The government says that bargaining policy is a matter of productivity. Our experience says that this is not the case. In the initial phase, staff were indeed begging to be able to propose innovative solutions that would lead to real productivity savings that could be taken into account in an agreement. We were told that they were not allowed and there are a number of job changes that have not been recognized as productivity for negotiations. The negotiation policy has actively hampered innovation throughout the department.  If you are looking for and are unable to reach an agreement, for example, „productivity“ should be achieved within the Australian Communications and Media Authority by reducing the additional leave for Tier 1 executives granted by previous contract negotiations in recognition of the value and effort of their work; in the area of defence, this has been achieved through the reduction of days off and the reduction of the rate of progression through wage structures; casa, by reducing allowances for certain isolated localities; and in DAWR, taking an axe from the existing veterinary structure.  One of the things that is very disappointing to us is that, in this round of negotiations, the negotiating policy and the way it has been interpreted and implemented means that there is no room for real discussions on productivity. For many years, I have concluded a number of agreements between the public and private sectors, in which, at the end of the process, all interested parties could say, „This has a substantial change, a substantial improvement in the functioning of this organization,“ and we simply do not have the opportunity to do so. Going back to the starting point, one of our responses to fiscal constraints is to try to find better ways of working – freeing up money, unlocking funds, etc.
– and getting real productivity improvements that create space for productivity-based wage increases.

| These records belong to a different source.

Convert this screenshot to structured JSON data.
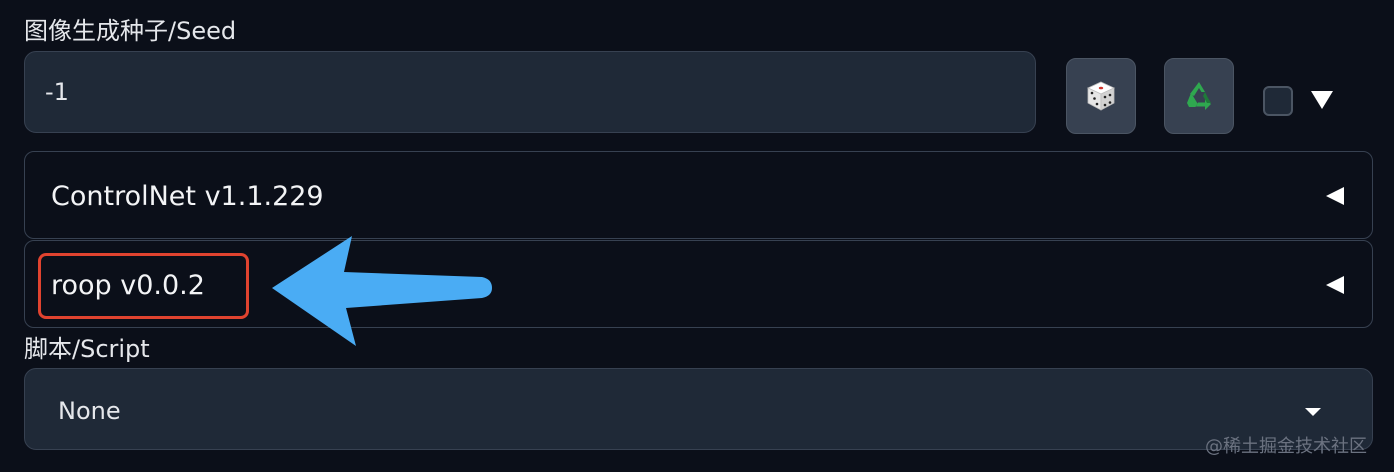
{
  "seed": {
    "label": "图像生成种子/Seed",
    "value": "-1",
    "random_button_icon": "dice-icon",
    "reuse_button_icon": "recycle-icon"
  },
  "accordions": [
    {
      "title": "ControlNet v1.1.229",
      "state": "collapsed"
    },
    {
      "title": "roop v0.0.2",
      "state": "collapsed",
      "highlighted": true
    }
  ],
  "script": {
    "label": "脚本/Script",
    "selected": "None"
  },
  "annotation": {
    "arrow_color": "#4aacf4",
    "box_color": "#e0432f"
  },
  "watermark": "@稀土掘金技术社区"
}
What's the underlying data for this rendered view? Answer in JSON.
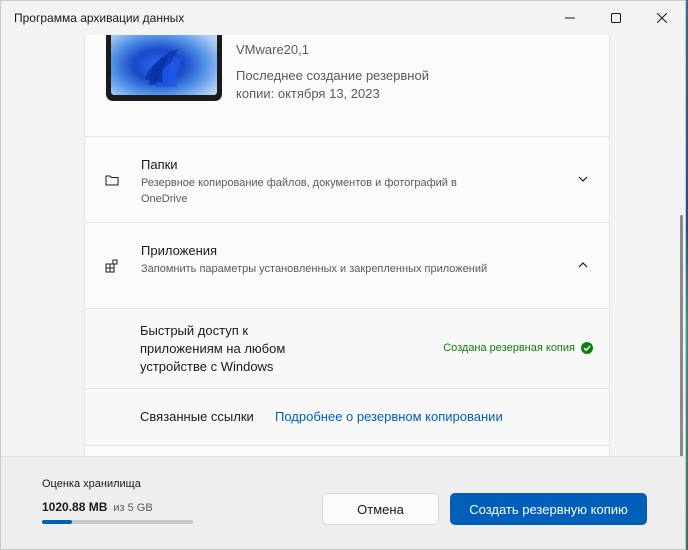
{
  "window": {
    "title": "Программа архивации данных",
    "controls": {
      "minimize": "—",
      "maximize": "☐",
      "close": "✕"
    }
  },
  "device": {
    "model": "VMware20,1",
    "last_backup": "Последнее создание резервной копии: октября 13, 2023"
  },
  "sections": {
    "folders": {
      "title": "Папки",
      "subtitle": "Резервное копирование файлов, документов и фотографий в OneDrive",
      "icon": "folder-icon",
      "expanded": false
    },
    "apps": {
      "title": "Приложения",
      "subtitle": "Запомнить параметры установленных и закрепленных приложений",
      "icon": "apps-icon",
      "expanded": true,
      "quick_access": {
        "label": "Быстрый доступ к приложениям на любом устройстве с Windows",
        "status": "Создана резервная копия",
        "status_color": "#0f7b0f"
      },
      "related": {
        "label": "Связанные ссылки",
        "link": "Подробнее о резервном копировании"
      }
    }
  },
  "footer": {
    "storage_label": "Оценка хранилища",
    "storage_used": "1020.88 MB",
    "storage_total": "из 5 GB",
    "storage_fraction": 0.2,
    "cancel_label": "Отмена",
    "create_label": "Создать резервную копию"
  },
  "colors": {
    "accent": "#005fb8",
    "success": "#0f7b0f"
  }
}
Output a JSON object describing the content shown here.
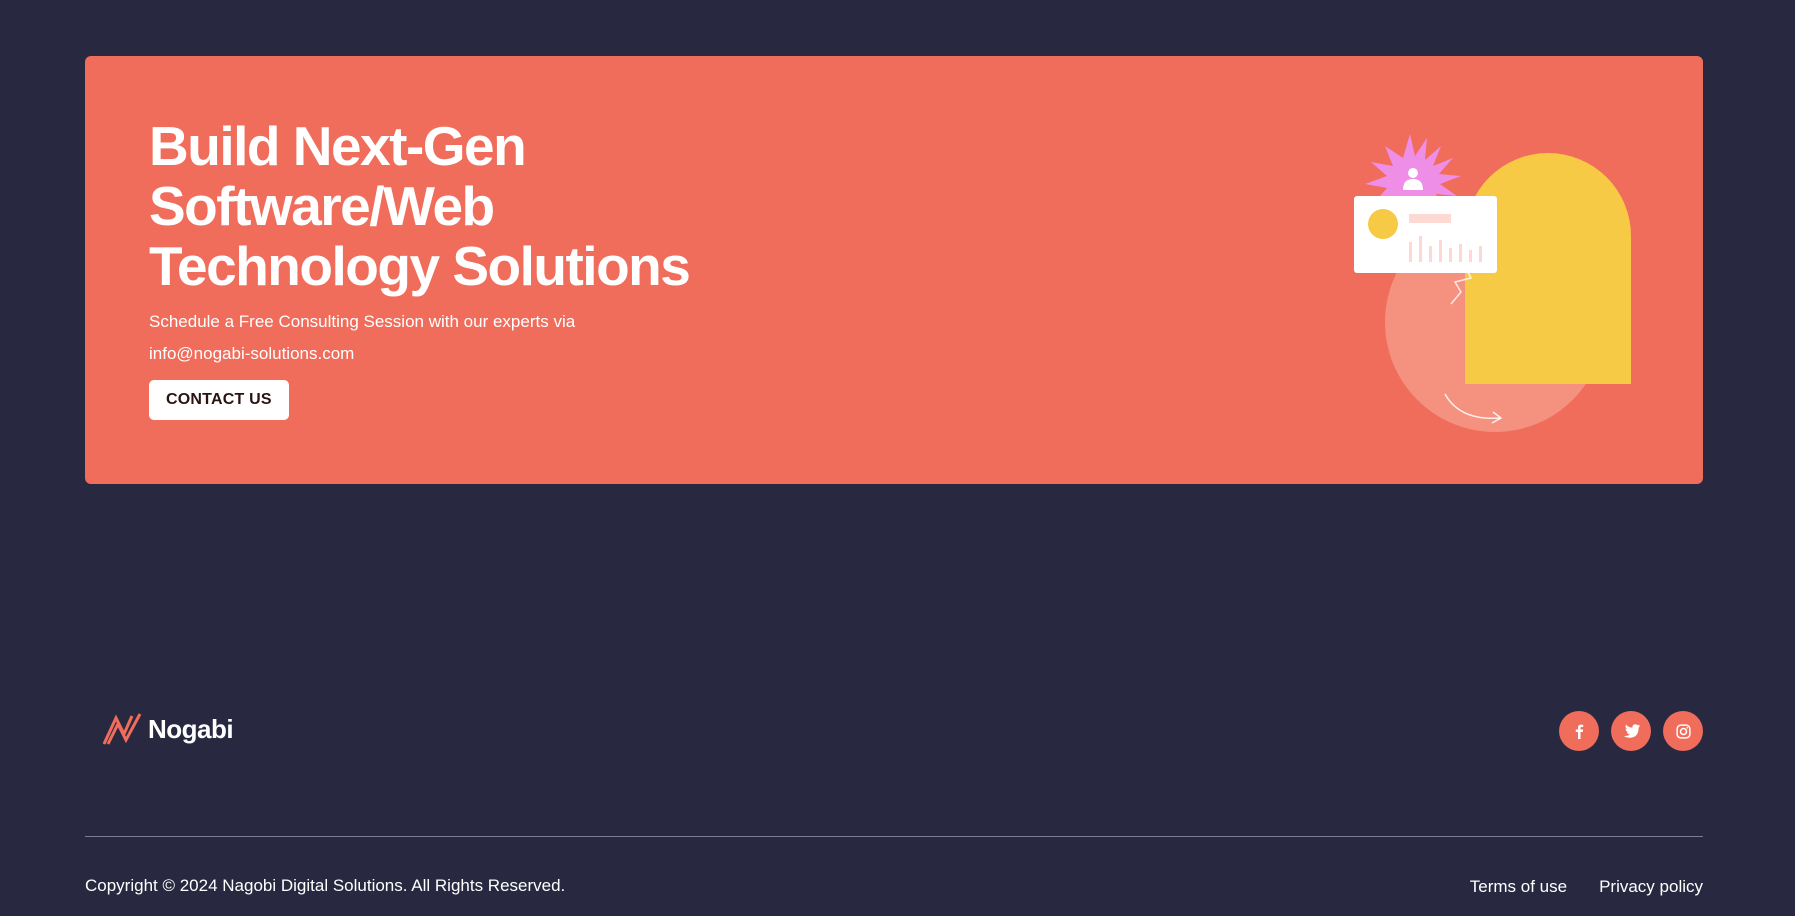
{
  "cta": {
    "title_line1": "Build Next-Gen",
    "title_line2": "Software/Web",
    "title_line3": "Technology Solutions",
    "subtitle": "Schedule a Free Consulting Session with our experts via",
    "email": "info@nogabi-solutions.com",
    "button_label": "CONTACT US"
  },
  "footer": {
    "logo_text": "Nogabi",
    "social": [
      {
        "icon": "facebook-icon"
      },
      {
        "icon": "twitter-icon"
      },
      {
        "icon": "instagram-icon"
      }
    ],
    "copyright": "Copyright © 2024 Nagobi Digital Solutions. All Rights Reserved.",
    "links": [
      {
        "label": "Terms of use"
      },
      {
        "label": "Privacy policy"
      }
    ]
  },
  "colors": {
    "background": "#282941",
    "accent": "#f06c5b",
    "yellow": "#f7ca45",
    "pink": "#ef8ee6"
  }
}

We do not have that opportunity now.  5.12 According to Professionals Australias, the government`s negotiating approach has led to deadlocks in contract negotiations across the public sector. .